### Work request
Look for the word "Director" in the entries and copy every line where it shows up.

--- START ---

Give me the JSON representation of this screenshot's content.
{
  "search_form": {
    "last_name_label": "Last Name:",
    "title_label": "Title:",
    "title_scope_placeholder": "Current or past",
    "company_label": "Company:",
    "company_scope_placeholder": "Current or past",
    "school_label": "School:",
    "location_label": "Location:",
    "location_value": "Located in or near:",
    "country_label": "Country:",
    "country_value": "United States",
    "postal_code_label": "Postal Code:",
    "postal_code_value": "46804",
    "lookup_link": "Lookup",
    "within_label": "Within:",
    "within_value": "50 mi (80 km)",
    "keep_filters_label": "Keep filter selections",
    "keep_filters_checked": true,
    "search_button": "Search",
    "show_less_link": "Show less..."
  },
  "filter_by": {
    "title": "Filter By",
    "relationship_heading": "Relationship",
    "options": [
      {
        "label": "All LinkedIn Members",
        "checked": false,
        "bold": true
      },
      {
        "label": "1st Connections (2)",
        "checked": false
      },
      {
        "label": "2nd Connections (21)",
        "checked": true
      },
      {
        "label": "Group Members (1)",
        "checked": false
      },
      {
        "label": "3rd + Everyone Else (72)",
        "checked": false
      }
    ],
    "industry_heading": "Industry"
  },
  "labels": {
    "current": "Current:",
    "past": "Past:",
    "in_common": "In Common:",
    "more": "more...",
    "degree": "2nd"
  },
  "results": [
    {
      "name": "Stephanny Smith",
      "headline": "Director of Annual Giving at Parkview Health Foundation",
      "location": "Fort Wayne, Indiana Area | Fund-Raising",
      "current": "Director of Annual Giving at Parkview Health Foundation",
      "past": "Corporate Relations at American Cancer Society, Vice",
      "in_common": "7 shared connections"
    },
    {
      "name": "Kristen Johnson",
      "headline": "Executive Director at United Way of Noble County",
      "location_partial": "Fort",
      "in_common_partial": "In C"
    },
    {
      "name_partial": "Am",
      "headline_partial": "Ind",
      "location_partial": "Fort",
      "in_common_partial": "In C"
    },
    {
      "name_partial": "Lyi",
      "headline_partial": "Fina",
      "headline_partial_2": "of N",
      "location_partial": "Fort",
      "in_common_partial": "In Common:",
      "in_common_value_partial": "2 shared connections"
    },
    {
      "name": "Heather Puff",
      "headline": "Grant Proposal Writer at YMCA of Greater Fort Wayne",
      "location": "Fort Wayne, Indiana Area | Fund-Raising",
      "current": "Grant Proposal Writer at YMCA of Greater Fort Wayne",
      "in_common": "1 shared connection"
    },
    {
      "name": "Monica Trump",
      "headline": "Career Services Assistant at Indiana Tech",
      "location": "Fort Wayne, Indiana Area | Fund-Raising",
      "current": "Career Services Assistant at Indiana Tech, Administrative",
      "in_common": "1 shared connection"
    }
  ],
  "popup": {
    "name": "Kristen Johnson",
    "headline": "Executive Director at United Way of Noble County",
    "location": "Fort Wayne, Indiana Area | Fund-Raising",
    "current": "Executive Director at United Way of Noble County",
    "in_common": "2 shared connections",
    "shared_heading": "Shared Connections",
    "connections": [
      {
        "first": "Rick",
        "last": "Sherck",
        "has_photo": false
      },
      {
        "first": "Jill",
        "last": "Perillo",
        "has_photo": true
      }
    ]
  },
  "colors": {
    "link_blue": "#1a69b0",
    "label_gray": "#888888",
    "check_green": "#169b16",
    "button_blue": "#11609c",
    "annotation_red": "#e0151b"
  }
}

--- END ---

### The completed task
      "headline": "Director of Annual Giving at Parkview Health Foundation",
      "current": "Director of Annual Giving at Parkview Health Foundation",
      "headline": "Executive Director at United Way of Noble County",
    "headline": "Executive Director at United Way of Noble County",
    "current": "Executive Director at United Way of Noble County",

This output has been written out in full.